Mortgage rates are starting the year off with a bang and have hit new record lows.
That includes the 30-year fixed-rate mortgage, which fell below 4.0 percent last year for the first time on record dating back to 1971 and has remained there for the last six weeks.
Freddie Mac released its Primary Mortgage Market Survey for the week ending January 12, 2012, to show all four mortgage-rate options falling to new all-time lows.
*30-year fixed-rate mortgage (FRM): Dropped from last week’s 3.91 percent to 3.89 percent this week. Last year at this time, the 30-year FRM averaged 4.71 percent.
*15-year FRM: Dropped from 3.23 percent last week to 3.16 percent this week. A year ago, the 15-year FRM averaged 4.08 percent.
*5-year Treasury-indexed hybrid adjustable-rate mortgage (ARM): Fell from 2.86 percent last week to 2.82 percent this week. During this same week last year, it averaged 3.72 percent.
*1-year Treasury-indexed ARM: Fell from 2.80 percent last year to 2.76 percent. Last year, the 1-year ARM averaged 3.23 percent.
Historically low mortgage rates are great, but home buyers need incomes to pay for mortgages. As usual, it all ties back to job creation.
“Mortgage rates eased slightly this week to all-time record lows following mixed indicators in the labor market,” said Frank Nothaft, vice president and chief economist of Freddie Mac.
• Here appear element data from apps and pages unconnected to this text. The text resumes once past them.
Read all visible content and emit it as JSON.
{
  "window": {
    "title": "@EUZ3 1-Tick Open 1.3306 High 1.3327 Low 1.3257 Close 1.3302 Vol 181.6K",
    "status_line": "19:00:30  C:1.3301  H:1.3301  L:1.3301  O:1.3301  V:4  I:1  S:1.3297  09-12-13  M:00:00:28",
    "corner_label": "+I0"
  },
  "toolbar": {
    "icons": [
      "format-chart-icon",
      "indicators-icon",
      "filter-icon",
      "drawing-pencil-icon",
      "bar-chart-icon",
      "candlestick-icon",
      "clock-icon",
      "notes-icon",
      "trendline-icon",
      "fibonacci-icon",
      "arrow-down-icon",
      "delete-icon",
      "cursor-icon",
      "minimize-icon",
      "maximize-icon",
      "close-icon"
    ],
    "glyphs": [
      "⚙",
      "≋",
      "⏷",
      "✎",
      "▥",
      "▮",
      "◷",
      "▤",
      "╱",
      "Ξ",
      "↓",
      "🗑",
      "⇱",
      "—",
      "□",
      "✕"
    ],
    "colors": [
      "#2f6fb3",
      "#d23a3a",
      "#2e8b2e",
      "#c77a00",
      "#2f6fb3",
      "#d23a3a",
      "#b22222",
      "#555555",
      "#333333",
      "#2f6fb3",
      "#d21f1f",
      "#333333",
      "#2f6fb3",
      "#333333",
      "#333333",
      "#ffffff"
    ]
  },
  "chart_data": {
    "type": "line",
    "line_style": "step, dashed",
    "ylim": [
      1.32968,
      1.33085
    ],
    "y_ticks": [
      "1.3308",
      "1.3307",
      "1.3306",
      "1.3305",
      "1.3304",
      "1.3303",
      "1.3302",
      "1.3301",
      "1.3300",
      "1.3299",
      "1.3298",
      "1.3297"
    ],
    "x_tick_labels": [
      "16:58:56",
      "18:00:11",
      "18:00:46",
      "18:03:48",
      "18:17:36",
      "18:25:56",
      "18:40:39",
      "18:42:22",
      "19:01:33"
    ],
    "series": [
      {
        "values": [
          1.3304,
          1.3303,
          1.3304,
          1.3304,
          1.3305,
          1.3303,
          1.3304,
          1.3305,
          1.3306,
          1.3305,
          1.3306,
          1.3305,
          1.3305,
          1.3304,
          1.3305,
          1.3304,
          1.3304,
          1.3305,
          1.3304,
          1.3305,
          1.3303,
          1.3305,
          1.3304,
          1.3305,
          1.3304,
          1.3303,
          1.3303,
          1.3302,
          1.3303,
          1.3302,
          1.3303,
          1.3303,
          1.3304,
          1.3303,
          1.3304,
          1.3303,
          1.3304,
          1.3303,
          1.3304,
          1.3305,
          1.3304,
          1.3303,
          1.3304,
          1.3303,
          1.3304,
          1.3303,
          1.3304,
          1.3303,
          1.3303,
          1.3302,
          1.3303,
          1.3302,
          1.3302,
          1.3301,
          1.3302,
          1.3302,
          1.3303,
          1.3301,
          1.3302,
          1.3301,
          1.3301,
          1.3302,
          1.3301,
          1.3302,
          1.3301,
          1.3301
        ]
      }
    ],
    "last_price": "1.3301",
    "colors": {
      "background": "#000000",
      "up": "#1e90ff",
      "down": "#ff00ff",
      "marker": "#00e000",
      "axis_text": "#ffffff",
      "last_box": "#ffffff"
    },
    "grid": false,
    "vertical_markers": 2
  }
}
“Although the economy added 1.6 million jobs in 2011, which was the most since 2006, the unemployment rate remained historically elevated. The 2009 to 2011 period had the highest three-year average unemployment rate since 1939 to 1941. Moreover, the Federal Reserve indicated in its January 11th regional economic review that most industries saw limited permanent hiring at the end of last year.”
Still, the low rates have spurred activity. According to the Mortgage Bankers Association, mortgage-loan applications increased 4.5 percent for the week ending January 6. That includes a refinancing index increase of 3.3 percent and a purchasing index spike of 8.1 percent.
Let’s hope the upward trend continues.